Each entry below must be repeated exactly, with pictures left out.

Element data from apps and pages
== Segment start ==

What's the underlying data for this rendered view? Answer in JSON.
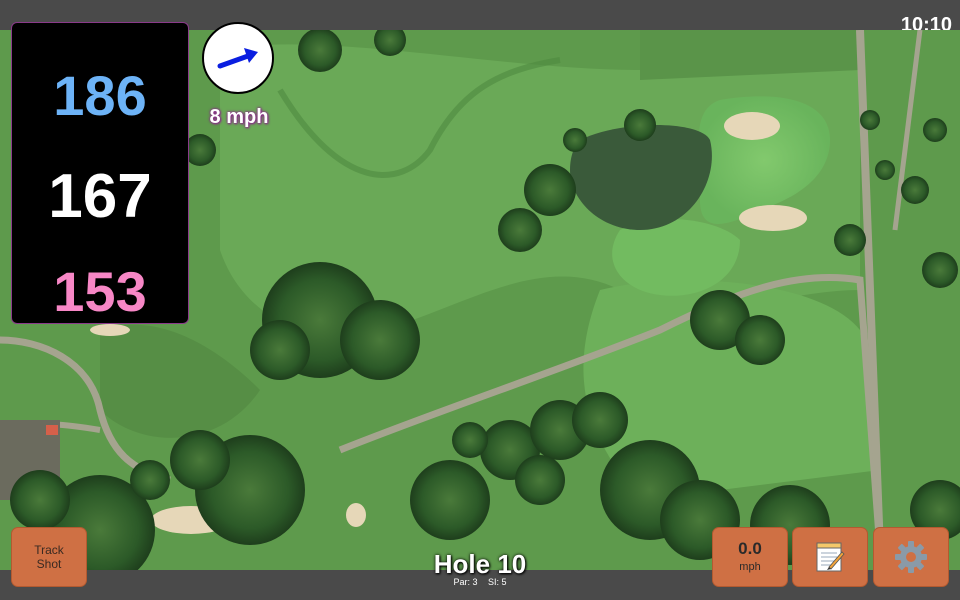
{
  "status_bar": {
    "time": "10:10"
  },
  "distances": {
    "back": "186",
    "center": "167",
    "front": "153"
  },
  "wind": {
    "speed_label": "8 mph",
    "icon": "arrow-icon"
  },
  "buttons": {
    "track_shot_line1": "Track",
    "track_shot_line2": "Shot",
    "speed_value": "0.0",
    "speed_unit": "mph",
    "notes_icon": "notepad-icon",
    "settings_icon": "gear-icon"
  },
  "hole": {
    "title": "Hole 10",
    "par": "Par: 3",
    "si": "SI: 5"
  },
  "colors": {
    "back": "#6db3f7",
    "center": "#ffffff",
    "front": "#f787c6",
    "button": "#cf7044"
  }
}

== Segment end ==

**ANSWER TO THE PROBLEM**:
What's the underlying data for this rendered view? Answer in JSON.
{
  "status_bar": {
    "time": "10:10"
  },
  "distances": {
    "back": "186",
    "center": "167",
    "front": "153"
  },
  "wind": {
    "speed_label": "8 mph",
    "icon": "arrow-icon"
  },
  "buttons": {
    "track_shot_line1": "Track",
    "track_shot_line2": "Shot",
    "speed_value": "0.0",
    "speed_unit": "mph",
    "notes_icon": "notepad-icon",
    "settings_icon": "gear-icon"
  },
  "hole": {
    "title": "Hole 10",
    "par": "Par: 3",
    "si": "SI: 5"
  },
  "colors": {
    "back": "#6db3f7",
    "center": "#ffffff",
    "front": "#f787c6",
    "button": "#cf7044"
  }
}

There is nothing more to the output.